For amateur astronomy purposes, the minimum useful aperture for a refracting telescopes is 3″ (80mm). And for a reflecting telescope 4″ (100mm) is a good entry point. Before buying a telescope, though, you might want to first read this article to help decide which telescope best suits your stargazing purposes.

Purpose Of Telescopes

The primary purpose of a telescope is as an instrument which uses a large lens or mirror (aperture) to gather light and make very dim objects visible. Therefore, a larger aperture will allow more light to be collected for a greater detailed image.

The secondary purpose of a telescope is as a magnifying unit which uses the eyepiece as a microscope to focus and magnify the image formed by the aperture.

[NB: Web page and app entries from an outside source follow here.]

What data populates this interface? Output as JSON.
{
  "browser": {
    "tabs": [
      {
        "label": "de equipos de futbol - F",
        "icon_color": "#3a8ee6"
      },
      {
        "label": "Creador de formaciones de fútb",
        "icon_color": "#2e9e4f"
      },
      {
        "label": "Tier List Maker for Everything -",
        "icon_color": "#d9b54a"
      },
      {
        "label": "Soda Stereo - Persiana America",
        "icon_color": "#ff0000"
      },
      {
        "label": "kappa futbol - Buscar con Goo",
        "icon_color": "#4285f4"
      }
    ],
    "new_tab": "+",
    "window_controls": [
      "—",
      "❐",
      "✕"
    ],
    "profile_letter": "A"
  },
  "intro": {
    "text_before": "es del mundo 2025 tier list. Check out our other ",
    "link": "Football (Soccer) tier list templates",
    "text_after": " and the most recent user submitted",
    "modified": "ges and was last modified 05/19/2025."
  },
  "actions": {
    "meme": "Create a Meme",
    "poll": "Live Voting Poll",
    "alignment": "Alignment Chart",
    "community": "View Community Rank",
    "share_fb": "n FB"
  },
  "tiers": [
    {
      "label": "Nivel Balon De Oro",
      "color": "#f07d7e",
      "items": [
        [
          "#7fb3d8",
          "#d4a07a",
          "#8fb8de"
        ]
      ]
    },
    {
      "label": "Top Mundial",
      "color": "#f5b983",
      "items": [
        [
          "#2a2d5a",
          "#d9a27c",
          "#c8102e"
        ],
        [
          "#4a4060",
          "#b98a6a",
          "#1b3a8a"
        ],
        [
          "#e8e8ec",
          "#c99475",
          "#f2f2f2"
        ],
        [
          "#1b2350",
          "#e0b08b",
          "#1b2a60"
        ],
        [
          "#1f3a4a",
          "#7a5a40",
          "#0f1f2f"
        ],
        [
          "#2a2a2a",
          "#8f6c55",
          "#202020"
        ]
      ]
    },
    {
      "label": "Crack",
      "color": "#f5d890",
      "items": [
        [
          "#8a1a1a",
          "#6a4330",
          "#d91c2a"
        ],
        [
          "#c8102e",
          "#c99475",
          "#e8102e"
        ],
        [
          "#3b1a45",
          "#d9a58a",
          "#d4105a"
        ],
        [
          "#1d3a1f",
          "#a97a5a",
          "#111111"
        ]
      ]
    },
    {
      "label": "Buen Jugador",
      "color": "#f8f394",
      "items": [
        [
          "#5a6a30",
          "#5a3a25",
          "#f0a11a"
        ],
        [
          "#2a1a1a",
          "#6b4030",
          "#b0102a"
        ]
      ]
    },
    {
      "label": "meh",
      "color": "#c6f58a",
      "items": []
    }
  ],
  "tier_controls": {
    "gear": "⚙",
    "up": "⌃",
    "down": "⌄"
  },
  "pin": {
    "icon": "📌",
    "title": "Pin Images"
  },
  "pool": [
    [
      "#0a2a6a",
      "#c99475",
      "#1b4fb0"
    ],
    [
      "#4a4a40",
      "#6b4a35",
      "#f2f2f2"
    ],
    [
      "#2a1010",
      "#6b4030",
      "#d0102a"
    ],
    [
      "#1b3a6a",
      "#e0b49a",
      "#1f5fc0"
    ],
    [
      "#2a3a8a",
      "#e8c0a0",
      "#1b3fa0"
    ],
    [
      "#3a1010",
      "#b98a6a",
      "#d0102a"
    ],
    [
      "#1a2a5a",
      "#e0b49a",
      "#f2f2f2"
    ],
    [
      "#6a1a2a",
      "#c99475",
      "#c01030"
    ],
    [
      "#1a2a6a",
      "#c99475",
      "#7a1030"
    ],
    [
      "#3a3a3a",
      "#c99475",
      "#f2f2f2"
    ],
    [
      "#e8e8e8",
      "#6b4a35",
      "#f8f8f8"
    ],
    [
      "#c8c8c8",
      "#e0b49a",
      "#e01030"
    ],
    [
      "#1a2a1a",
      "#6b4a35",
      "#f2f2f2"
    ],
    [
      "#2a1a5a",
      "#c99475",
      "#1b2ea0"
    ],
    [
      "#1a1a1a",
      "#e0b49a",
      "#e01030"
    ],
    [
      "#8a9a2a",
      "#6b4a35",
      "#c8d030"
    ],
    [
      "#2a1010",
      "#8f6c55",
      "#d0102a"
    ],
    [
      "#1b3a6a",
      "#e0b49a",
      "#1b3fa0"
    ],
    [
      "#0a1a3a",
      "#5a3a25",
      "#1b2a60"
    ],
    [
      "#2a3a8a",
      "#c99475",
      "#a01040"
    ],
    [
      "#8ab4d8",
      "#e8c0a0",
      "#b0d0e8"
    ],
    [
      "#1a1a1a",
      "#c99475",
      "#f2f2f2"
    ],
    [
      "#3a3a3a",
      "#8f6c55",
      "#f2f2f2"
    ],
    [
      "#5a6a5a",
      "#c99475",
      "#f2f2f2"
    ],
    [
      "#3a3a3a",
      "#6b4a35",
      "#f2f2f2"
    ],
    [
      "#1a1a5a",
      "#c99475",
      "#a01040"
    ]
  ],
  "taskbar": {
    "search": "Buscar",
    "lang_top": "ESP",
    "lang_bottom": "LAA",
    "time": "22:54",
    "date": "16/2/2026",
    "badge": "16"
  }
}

Most telescopes offer three changeable magnification eyepieces offering low (under 50x), medium (50x to 150x) and high powers (over 150x). The human eye is similar to a small telescope with a magnification of 1x and an aperture of 7mm (pupil).

Night Sky Contains Many Large Objects

When starting out in stargazing, many people fail to appreciate the importance of aperture compared to magnification. What they fail to realize is that many objects in the night sky are actually large and don’t require much magnification. The Orion Nebula, for instance, appears larger than the Moon. Likewise, globular clusters are often around half the size of the Moon, and the Andromeda Galaxy (M31) would appear 6 times the width of the Moon, if it was visible to us with the naked eye.

Therefore, a low-power eyepiece may be all you need for observing such large objects. By contrast, high power would be more useful for viewing much smaller objects, such as planets. A telescope’s magnification is restricted by its aperture beyond which sharp images cannot form. The maximum useful magnification for a telescope is approximately 50x per inch of telescope aperture, or 300x for a 6″ reflecting telescope, and 160x for a 80mm (3.15 inches) refracting telescope.